I always get this question: “How do you make your bronze sculptures?”

Like all other sculptors, I produce my bronzes through an elaborate, costly process know as the “lost wax process,” which was discovered some 3,000 years ago in Greece and hasn’t changed much since. Even simplified, it sounds complicated: Are you ready?

It basically consists of a series of back-and-forth steps between positive and negative impressions of the work, from the original clay to the final bronze:

1. First, I produce the original work, in oil-based clay or sculpting wax.

2. I then make a rubber mold (a negative impression) of the finished piece, by brushing several coats of a rubber solution on it.

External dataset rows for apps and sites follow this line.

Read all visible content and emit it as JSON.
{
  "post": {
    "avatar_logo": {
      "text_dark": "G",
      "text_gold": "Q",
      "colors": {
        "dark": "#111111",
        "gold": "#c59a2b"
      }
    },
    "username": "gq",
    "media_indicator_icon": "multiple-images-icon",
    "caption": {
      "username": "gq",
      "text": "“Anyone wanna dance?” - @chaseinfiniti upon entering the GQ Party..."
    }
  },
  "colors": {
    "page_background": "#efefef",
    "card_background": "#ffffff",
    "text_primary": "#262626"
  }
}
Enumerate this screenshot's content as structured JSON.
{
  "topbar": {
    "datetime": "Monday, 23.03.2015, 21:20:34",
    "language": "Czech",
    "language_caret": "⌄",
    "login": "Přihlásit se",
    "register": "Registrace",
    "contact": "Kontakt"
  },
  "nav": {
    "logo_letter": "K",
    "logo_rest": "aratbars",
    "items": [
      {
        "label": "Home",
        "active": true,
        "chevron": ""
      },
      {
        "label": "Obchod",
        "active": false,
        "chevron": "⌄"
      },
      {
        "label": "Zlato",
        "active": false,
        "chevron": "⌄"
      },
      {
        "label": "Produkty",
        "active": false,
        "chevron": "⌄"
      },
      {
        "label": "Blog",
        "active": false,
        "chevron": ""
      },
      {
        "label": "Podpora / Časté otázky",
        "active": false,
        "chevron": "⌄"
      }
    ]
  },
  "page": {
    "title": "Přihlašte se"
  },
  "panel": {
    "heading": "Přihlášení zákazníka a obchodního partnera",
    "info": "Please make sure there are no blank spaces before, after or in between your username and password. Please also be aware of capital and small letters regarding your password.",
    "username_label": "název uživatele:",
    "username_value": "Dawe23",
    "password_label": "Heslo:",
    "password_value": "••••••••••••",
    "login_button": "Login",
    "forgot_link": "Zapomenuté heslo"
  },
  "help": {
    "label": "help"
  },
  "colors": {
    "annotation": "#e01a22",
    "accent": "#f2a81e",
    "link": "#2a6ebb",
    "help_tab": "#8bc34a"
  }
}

3. I open the mold, (negative,) and pour a hot, liquid wax in it.

4. The wax cools; I open the mold and extract the wax, which is now a positive again and looks just like the original.

5. At the foundry, The wax is then dipped in a silica-plaster solution a number of times. When that solution has dried and solidified it becomes a negative again (enveloping the positive wax.)

6. The whole thing is then inserted into a furnace; the wax disintegrates and is “lost”, leaving only the silica-plaster negative, which becomes an empty shell ready to receive molten metal.

7. At very high temperatures, the bronze is then poured into the silica plaster shell.

8. The bronze cools down, the exterior shell is broken and sandblasted off, leaving the bronze, which is now a positive again and looks exactly like the original finished clay.

9. After welding, finishing, and polishing imperfections in the metal, a patina is added to the bronze (for color and mood) and VOILA! the work is done.

Bronzes   Ceramics   Mosaics   Paintings   Studies   Wax Process